How can you implement effective workforce nutrition programmes?
Workforce nutrition programmes are a set of interventions that work through the existing structures of the workplace to address fundamental aspects of health amongst all workers (direct employees and/or indirect workers in supply chains). Ideally, these programmes aim to create improved access to – and demand for – safe and nutritious food, to change employees’ behaviours around food consumption, and to improve their health and wellbeing. Breastfeeding support programmes are included in this definition.
Any employer can adopt or strengthen the workforce nutrition programs for their workforce. To support the employers and overcome existing challenges, the Workforce Nutrition Alliance makes the case for action and simplifies the implementation process for the employers. The Workforce Nutrition Alliance has identified four programmes that can yield effective results along with relevant actions for each of the four programmes.
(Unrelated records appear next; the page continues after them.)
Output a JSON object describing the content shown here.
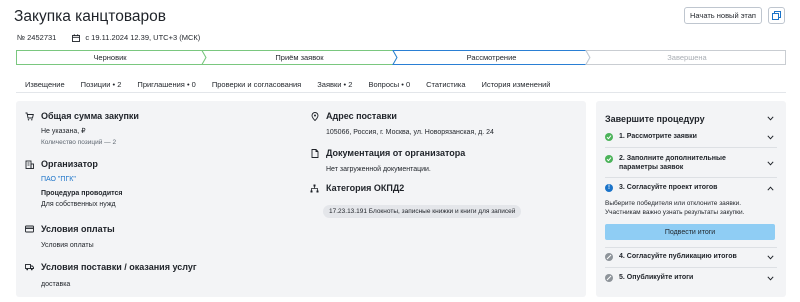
{
  "header": {
    "title": "Закупка канцтоваров",
    "new_stage_label": "Начать новый этап",
    "number": "№ 2452731",
    "date": "с 19.11.2024 12.39, UTC+3 (МСК)"
  },
  "stepper": {
    "steps": [
      {
        "label": "Черновик",
        "state": "done"
      },
      {
        "label": "Приём заявок",
        "state": "done"
      },
      {
        "label": "Рассмотрение",
        "state": "current"
      },
      {
        "label": "Завершена",
        "state": "pending"
      }
    ],
    "colors": {
      "done": "#7ac77f",
      "current": "#2a7fd4",
      "pending": "#c9cdd2"
    }
  },
  "tabs": [
    "Извещение",
    "Позиции • 2",
    "Приглашения • 0",
    "Проверки и согласования",
    "Заявки • 2",
    "Вопросы • 0",
    "Статистика",
    "История изменений"
  ],
  "left": {
    "total": {
      "title": "Общая сумма закупки",
      "value": "Не указана, ₽",
      "positions": "Количество позиций — 2"
    },
    "organizer": {
      "title": "Организатор",
      "name": "ПАО \"ПГК\"",
      "procedure_label": "Процедура проводится",
      "procedure_value": "Для собственных нужд"
    },
    "payment": {
      "title": "Условия оплаты",
      "value": "Условия оплаты"
    },
    "delivery_terms": {
      "title": "Условия поставки / оказания услуг",
      "value": "доставка"
    },
    "address": {
      "title": "Адрес поставки",
      "value": "105066, Россия, г. Москва, ул. Новорязанская, д. 24"
    },
    "docs": {
      "title": "Документация от организатора",
      "value": "Нет загруженной документации."
    },
    "okpd": {
      "title": "Категория ОКПД2",
      "value": "17.23.13.191 Блокноты, записные книжки и книги для записей"
    }
  },
  "right": {
    "title": "Завершите процедуру",
    "items": [
      {
        "label": "1. Рассмотрите заявки",
        "status": "done"
      },
      {
        "label": "2. Заполните дополнительные параметры заявок",
        "status": "done"
      },
      {
        "label": "3. Согласуйте проект итогов",
        "status": "active"
      },
      {
        "label": "4. Согласуйте публикацию итогов",
        "status": "locked"
      },
      {
        "label": "5. Опубликуйте итоги",
        "status": "locked"
      }
    ],
    "desc_line1": "Выберите победителя или отклоните заявки.",
    "desc_line2": "Участникам важно узнать результаты закупки.",
    "button_label": "Подвести итоги",
    "colors": {
      "done": "#4cb35a",
      "active": "#1a73c9",
      "locked": "#8e949a",
      "button": "#8fcdf4"
    }
  }
}
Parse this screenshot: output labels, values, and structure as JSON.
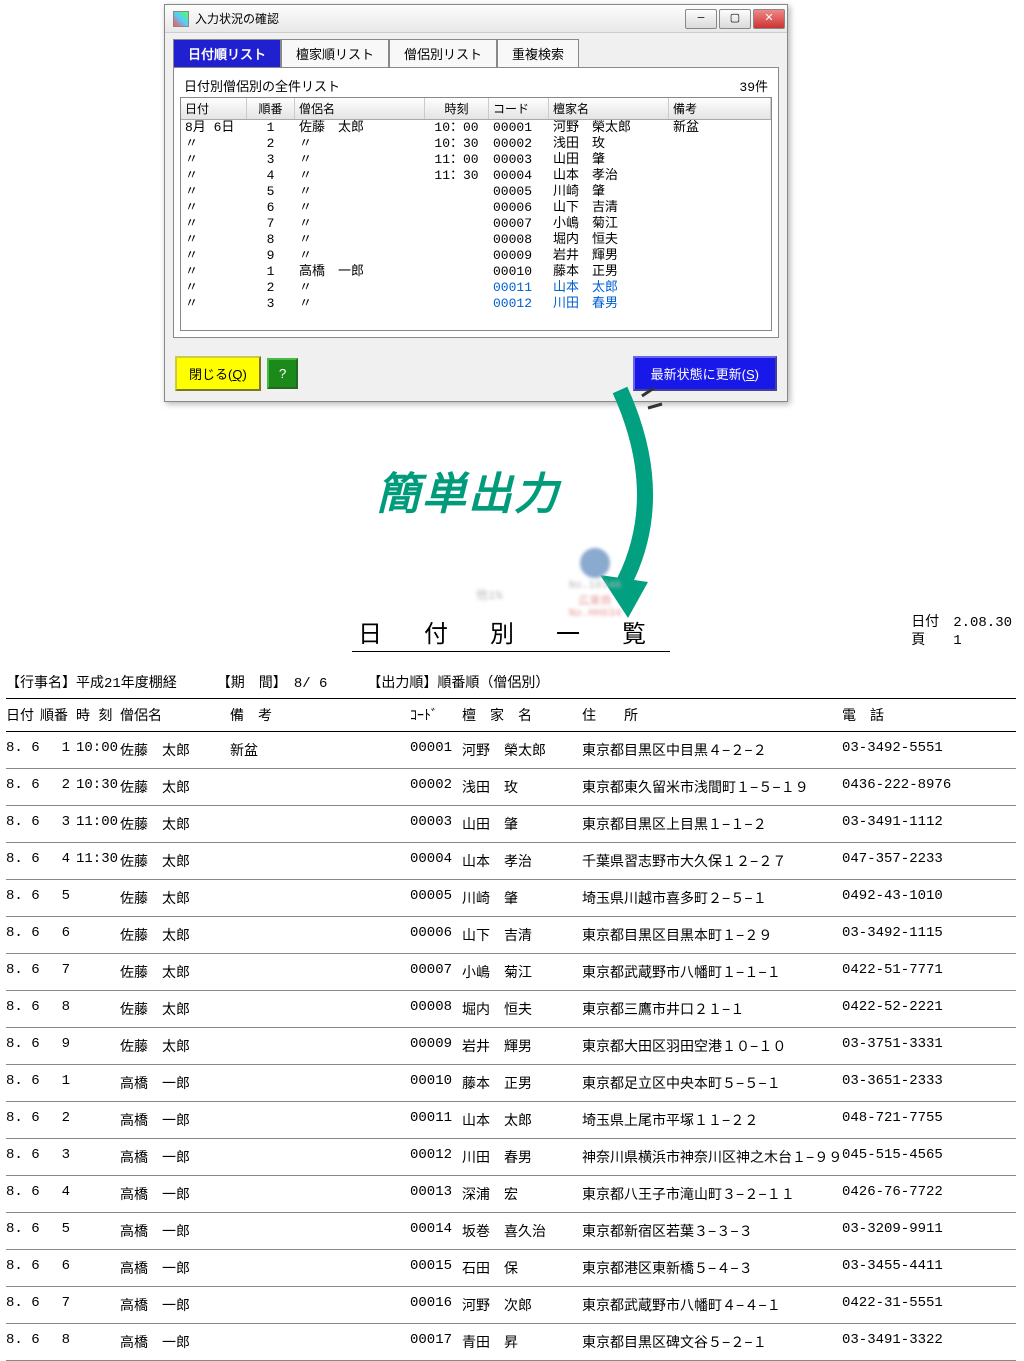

They have also designed a self-assessment tool to help employers assess their current performance and make SMART goals to improve their performance; and they provide implementation support programmes to employers to realize their goals.
The Workforce Nutrition Alliance supports employers through the journey to ensure real ground-level impact through the six-step process:
- Assess the current performance of the organisation: Use Workforce Nutrition Alliance’s online self-assessment tool
- Set a target: Make a pledge and outline SMART commitments to reach at least silver but preferably gold standard by 2025
- Develop a plan: To plan and integrate the required programmes in current operations within 1 year of making the pledge; identify clear targets and objectives on which to measure success along the way
- Access support: Receive implementation support programme from the Workforce Nutrition Alliance or access customised support from experts
- Monitor: Track and measure progress on annual basis and report it to the Workforce Nutrition Alliance
- Reap rewards: Reap the rewards of employing a healthier workforce
This blog was co-written and contributed by:
Yoshita Arora, NewForesight
Sharon Bligh, Healthier Lives Director, The Consumer Goods Forum
Christina Nyhus Dhillon, Senior Technical Specialist, Global Alliance for Improved Nutrition (GAIN)
- Wanjek, C. Food at work: workplace solutions for malnutrition, obesity and chronic diseases. (ILO, 2005).
- Berry, L. L., Mirabito, A. M. & Baun, W. B. What’s the hard return on employee wellness programs? Harv Bus Rev 88, 104–112, 142 (2010).
- Mills, S. P. Workplace Lactation Programs. AAOHN J 57, 227–231 (2009).
- Speelman, L. et al. Nutrition programmes for workers in commodity value chains: The business case. https://nutritionconnect.org/sites/default/files/2020-01/Garment%20study%20-%20GAIN%20and%20NewForesight_0.pdf.